“How can one craft Him new despite his ever existing avatars, his hundred temples and over a thousand scriptures? He, who is Divine, has a modern form, without ever compromising on His conventional elements. There is a laxman rekha even in art which should be adhered to. While the younger generation has a compassion for western art, I have the heartiest desires to decipher a Krishna that they can resonate with.”
Teachings of the Grand Mâitre
Many passionate artists often take a tour to his home, encompassing long journeys just to get a glimpse of the Krishna of today. However, Keshav does not provide formal teaching.

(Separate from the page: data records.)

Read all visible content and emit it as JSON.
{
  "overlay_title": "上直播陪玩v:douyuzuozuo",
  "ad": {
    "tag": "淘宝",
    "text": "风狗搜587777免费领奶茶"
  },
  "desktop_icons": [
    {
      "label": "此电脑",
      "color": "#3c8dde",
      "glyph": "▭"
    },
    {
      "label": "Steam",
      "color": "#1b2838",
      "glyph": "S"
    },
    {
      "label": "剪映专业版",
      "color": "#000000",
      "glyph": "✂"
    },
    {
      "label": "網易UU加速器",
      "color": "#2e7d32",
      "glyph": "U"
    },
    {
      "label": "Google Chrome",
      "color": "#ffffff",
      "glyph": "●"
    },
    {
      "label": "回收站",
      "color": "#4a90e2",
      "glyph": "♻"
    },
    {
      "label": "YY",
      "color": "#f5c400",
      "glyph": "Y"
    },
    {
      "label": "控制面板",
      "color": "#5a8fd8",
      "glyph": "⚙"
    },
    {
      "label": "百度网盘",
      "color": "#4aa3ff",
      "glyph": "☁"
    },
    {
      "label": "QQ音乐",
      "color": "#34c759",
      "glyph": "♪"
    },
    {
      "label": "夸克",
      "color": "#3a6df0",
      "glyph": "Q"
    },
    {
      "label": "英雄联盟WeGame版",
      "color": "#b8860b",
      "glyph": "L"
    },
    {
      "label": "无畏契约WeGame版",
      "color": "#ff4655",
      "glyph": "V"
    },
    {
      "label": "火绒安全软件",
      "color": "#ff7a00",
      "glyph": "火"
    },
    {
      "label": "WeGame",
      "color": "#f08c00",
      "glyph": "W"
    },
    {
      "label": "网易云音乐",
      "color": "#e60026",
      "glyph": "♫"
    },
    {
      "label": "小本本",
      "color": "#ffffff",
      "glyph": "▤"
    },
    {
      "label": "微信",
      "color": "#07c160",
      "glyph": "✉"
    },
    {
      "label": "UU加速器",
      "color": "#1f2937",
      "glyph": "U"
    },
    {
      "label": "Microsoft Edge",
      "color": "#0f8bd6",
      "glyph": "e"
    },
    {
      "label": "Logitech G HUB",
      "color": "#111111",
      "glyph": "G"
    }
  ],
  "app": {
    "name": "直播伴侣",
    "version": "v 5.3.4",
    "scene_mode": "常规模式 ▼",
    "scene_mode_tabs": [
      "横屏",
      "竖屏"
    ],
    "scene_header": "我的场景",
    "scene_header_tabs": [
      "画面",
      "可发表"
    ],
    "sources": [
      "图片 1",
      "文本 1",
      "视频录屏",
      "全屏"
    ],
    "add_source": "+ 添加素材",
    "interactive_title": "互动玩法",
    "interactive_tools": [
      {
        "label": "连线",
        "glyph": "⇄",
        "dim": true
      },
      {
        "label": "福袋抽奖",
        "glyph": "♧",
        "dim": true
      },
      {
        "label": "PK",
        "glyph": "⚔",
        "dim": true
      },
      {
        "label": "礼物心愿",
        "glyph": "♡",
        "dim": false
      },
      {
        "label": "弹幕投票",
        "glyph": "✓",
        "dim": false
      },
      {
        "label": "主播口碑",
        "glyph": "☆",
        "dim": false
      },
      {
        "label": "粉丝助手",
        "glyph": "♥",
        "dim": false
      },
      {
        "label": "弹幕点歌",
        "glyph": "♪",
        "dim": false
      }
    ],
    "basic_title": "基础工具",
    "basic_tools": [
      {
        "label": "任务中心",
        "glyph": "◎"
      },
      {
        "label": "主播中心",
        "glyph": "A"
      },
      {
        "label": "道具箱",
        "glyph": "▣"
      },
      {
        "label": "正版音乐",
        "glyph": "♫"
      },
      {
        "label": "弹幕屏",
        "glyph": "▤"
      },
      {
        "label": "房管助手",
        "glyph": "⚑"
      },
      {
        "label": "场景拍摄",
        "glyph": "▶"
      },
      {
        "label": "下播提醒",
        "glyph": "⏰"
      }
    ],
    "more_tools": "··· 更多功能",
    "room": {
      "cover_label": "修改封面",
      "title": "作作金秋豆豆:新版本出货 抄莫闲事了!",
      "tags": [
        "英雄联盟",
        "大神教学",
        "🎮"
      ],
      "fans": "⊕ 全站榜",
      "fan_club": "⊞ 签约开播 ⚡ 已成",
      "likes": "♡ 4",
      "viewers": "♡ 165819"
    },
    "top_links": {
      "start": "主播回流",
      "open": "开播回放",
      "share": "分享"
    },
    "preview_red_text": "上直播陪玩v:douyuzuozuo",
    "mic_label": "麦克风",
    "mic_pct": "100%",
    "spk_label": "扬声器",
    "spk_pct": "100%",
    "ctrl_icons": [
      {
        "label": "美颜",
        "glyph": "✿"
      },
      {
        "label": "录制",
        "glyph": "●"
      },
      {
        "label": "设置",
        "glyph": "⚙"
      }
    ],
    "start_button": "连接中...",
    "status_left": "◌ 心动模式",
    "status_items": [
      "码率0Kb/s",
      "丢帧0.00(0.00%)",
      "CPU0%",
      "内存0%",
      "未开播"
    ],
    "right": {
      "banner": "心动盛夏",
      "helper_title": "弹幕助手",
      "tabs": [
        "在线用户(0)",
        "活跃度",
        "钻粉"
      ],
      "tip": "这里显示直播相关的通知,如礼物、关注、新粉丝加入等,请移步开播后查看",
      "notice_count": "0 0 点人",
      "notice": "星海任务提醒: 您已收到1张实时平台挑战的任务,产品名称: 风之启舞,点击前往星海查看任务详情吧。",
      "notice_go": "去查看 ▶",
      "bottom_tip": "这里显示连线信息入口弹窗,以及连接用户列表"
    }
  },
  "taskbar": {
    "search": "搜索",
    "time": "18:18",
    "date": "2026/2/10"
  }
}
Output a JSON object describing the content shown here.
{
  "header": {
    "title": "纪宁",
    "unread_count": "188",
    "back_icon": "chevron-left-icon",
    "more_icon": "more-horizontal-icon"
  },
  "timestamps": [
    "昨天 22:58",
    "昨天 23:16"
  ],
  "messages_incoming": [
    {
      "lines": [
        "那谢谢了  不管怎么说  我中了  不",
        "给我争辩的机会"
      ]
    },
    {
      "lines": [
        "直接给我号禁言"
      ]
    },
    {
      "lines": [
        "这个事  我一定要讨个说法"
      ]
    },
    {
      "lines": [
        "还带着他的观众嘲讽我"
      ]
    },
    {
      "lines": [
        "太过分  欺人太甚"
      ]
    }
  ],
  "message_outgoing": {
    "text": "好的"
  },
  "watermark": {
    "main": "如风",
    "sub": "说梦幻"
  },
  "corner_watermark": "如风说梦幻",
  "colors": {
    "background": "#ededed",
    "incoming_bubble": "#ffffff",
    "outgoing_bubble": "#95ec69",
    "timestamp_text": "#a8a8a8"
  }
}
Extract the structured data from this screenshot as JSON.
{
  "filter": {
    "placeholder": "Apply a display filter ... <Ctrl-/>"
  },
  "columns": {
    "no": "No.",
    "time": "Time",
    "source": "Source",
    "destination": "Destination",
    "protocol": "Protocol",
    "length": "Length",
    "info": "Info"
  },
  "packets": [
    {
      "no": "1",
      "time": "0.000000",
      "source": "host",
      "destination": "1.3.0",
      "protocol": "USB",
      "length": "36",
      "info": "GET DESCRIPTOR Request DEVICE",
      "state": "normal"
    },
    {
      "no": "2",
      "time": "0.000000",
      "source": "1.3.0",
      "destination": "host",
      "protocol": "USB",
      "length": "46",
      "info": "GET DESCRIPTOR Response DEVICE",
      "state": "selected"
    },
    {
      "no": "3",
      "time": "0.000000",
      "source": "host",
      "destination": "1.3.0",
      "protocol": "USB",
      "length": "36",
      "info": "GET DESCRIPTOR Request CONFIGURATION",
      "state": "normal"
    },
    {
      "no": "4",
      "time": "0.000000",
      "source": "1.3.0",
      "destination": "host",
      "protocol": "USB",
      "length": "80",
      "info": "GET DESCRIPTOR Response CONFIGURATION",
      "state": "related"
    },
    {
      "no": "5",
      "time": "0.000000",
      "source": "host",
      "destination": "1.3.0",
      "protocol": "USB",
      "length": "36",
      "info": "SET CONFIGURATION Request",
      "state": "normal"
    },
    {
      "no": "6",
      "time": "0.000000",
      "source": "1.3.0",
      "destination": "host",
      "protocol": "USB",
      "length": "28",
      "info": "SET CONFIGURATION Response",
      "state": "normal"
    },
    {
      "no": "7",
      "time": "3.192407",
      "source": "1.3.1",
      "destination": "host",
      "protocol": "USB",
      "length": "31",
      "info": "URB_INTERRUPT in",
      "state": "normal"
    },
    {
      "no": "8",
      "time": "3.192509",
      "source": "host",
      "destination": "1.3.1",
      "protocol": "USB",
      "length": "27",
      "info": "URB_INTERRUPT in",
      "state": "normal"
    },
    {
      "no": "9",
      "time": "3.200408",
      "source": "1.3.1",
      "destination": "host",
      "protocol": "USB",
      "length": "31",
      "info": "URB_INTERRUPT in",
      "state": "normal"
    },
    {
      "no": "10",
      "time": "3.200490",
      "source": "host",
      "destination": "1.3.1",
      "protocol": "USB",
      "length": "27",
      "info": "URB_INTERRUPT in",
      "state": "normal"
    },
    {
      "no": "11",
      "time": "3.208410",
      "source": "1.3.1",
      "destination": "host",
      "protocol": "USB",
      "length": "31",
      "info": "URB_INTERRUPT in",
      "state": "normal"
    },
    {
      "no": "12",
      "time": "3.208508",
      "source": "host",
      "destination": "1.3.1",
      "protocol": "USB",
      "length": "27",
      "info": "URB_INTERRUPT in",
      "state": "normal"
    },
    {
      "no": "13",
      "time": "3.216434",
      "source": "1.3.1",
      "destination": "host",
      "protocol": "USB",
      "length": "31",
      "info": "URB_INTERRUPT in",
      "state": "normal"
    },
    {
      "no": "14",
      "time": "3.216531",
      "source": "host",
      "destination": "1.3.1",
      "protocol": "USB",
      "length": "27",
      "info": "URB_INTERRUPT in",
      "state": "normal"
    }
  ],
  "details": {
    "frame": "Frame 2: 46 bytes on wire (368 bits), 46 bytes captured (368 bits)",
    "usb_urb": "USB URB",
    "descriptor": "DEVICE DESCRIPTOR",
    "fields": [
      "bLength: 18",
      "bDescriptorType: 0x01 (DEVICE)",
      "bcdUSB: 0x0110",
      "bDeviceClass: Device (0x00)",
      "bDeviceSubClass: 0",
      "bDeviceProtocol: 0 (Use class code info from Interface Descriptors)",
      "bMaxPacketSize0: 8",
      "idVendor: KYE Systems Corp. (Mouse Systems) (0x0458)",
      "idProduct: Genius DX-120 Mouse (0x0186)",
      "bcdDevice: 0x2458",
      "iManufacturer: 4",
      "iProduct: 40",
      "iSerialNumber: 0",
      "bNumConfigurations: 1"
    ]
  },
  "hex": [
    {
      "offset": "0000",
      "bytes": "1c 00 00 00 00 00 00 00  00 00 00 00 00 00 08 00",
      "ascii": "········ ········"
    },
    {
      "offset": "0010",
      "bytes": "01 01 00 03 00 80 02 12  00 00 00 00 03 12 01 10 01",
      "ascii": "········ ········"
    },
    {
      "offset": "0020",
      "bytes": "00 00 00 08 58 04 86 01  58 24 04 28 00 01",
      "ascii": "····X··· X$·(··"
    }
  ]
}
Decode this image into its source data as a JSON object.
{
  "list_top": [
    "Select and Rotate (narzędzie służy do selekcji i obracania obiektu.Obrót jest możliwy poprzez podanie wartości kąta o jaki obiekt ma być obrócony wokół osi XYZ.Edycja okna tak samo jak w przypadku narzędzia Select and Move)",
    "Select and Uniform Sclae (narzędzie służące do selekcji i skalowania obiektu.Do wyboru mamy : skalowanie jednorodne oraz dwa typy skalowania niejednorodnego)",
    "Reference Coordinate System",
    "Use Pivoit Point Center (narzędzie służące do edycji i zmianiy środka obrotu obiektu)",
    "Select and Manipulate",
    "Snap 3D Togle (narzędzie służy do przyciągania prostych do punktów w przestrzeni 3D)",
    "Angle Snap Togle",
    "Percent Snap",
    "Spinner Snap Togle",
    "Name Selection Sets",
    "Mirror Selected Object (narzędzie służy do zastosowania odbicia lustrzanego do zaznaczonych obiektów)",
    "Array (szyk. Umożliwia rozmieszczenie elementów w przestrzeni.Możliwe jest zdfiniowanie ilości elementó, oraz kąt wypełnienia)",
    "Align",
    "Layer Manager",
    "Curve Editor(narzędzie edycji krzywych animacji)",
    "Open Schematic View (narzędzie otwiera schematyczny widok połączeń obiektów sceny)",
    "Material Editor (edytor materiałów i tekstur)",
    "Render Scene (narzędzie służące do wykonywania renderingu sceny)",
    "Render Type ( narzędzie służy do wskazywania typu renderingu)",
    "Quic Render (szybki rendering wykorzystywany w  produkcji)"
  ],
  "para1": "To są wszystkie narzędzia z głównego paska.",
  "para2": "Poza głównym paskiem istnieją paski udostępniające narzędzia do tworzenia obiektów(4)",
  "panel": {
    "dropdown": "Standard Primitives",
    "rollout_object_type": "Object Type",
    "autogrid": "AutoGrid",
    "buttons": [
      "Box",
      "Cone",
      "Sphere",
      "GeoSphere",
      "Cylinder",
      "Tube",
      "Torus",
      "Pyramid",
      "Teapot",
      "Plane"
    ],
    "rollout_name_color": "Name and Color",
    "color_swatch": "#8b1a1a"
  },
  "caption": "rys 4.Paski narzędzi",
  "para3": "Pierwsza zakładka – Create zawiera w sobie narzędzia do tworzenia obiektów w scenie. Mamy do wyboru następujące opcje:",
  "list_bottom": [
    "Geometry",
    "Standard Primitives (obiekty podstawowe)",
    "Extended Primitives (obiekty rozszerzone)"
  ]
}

What he can do is welcome you with your individual artistic capabilities and allow you all the time for experimentation. ‘No size fits all’ is his motto.
His art master B A Reddy never touched an art board – he respected varied interests, strengths as well as weaknesses. He even adopted a village nearby and named it ‘Sanskruthi’ where he taught students. Most of his students are settled across the world practicing. Hence Keshav permits them to draw how they wish to, by valuing character and in the process, develop their own artistic taste.
Krishna as a part of his individual growth
When you study Krishna’s leelas in the Bhagavata and in the Vedas, you come across underlying symbolism. They convey an idea(s) that is not literal but metaphorical. After several reads and after every read, you decipher a new meaning, completely independent of the previous one. The immeasurable depth is what takes you back and forth, time after time.
New ideas are born, new connections are made with the Divine and with yourself. The infinite is discovered – the more you learn, it develops and shapes you. Quoting from the Vedas “Ananda ithi brahm”, he says Ananda (Krishna) is the truth and the source of infinite happiness without any scriptural sanctions.
Physical prints now available!
KFT prints are now available pan India as well as internationally. It is profuse how non-Indians are equally admirable of Krishna’s existence and travel across several seas to see his work. An instance is of a Polish couple who came to take a glimpse of his paintings because for them, it was an interaction with Krishna in its most pure forms. Please visit krishnafortoday.com to get your favourite Krishna artwork.